I have lots of sponsors providing oodles of prizes, and trust me; you'll want to win!

When you enter, you'll be automatically eligible for each day's drawing, so you don't have to come back every day to keep entering (just to see if you won!). You'll especially want to enter for a chance to win Saturday's grand prize. (See below. Oooh, yeah.)

First, the prizes:
See all the great stuff my sponsors are giving away and then read below for how to enter to win them (including how to get up to THIRTEEN entries!)

Here's what you're entering for:

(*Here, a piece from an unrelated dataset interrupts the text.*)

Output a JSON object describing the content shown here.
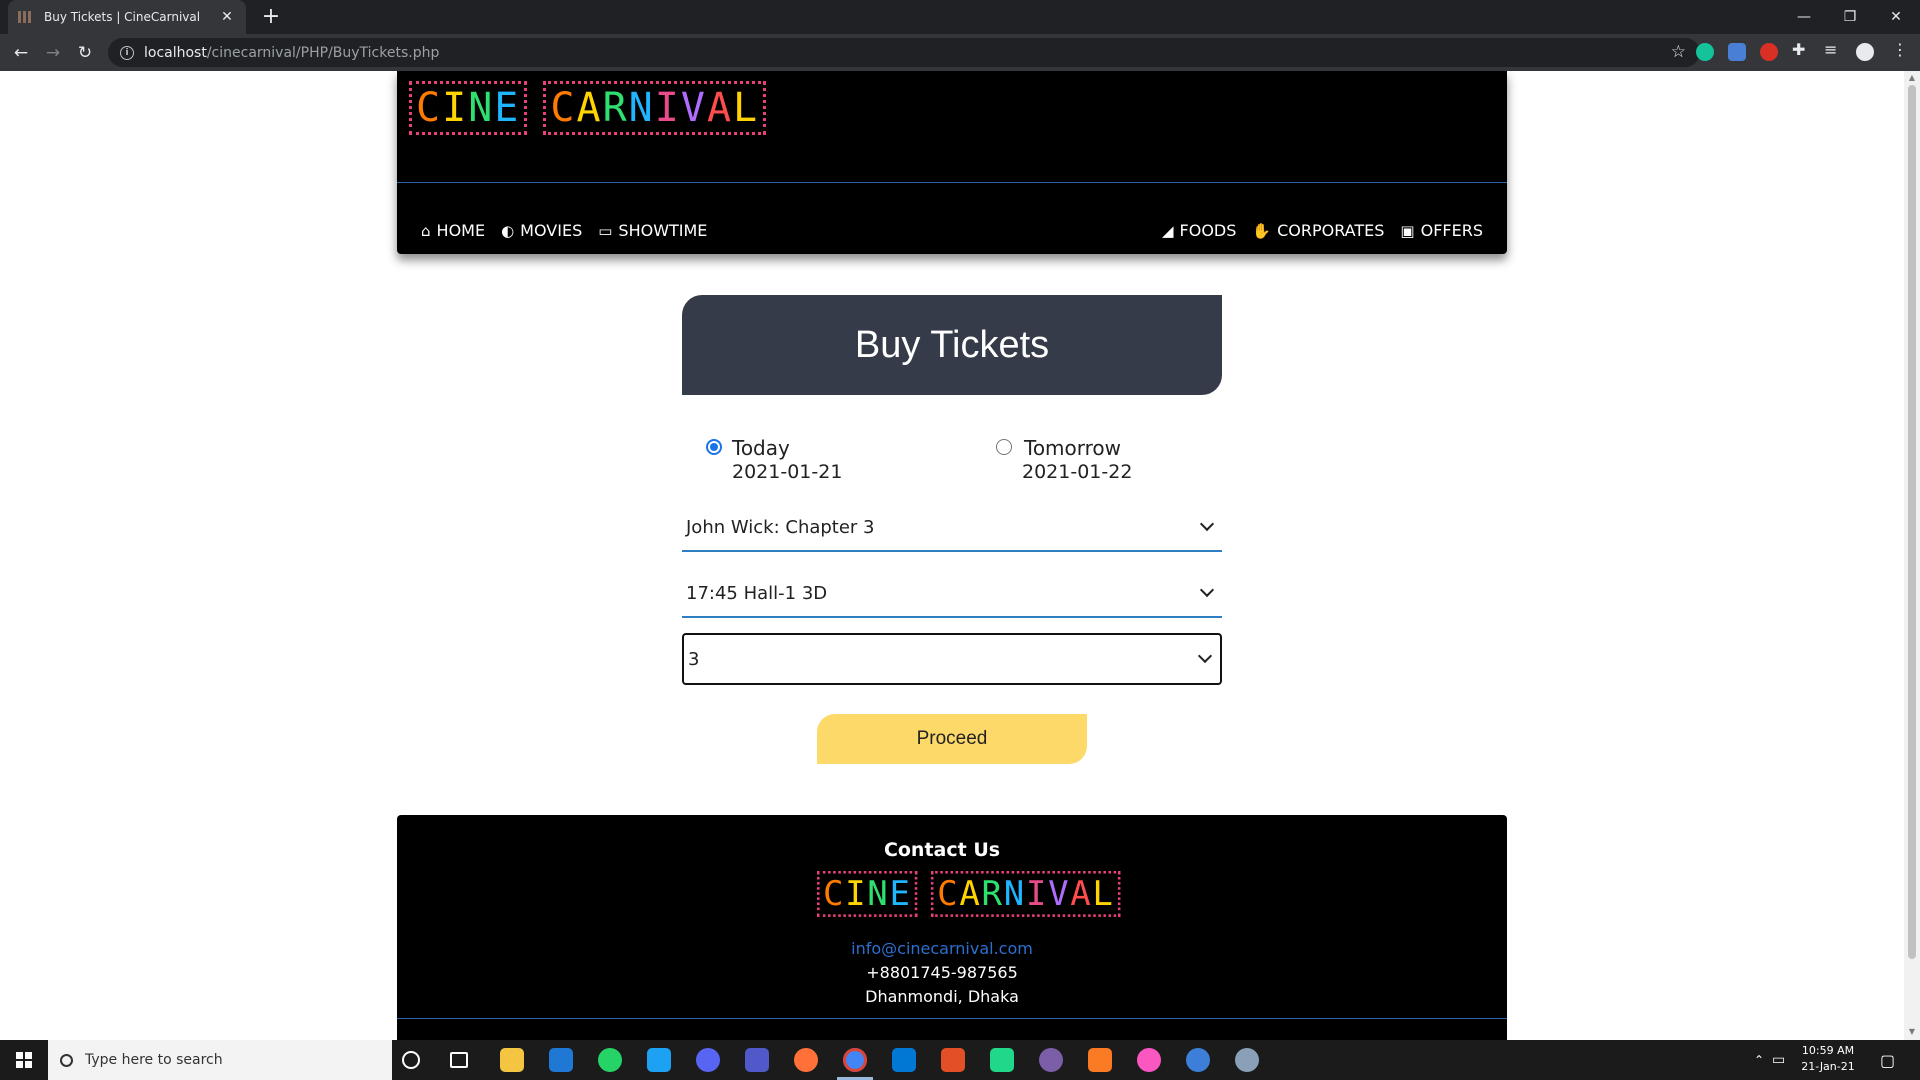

TUESDAY
1) Remember my post about designing a perfume for Tabitha in Tower of Strength? Now you get a chance to win a 2. oz bottle of "Tabitha" (valued at $24.95). The rose scent is tempered with China musk and gets a slight…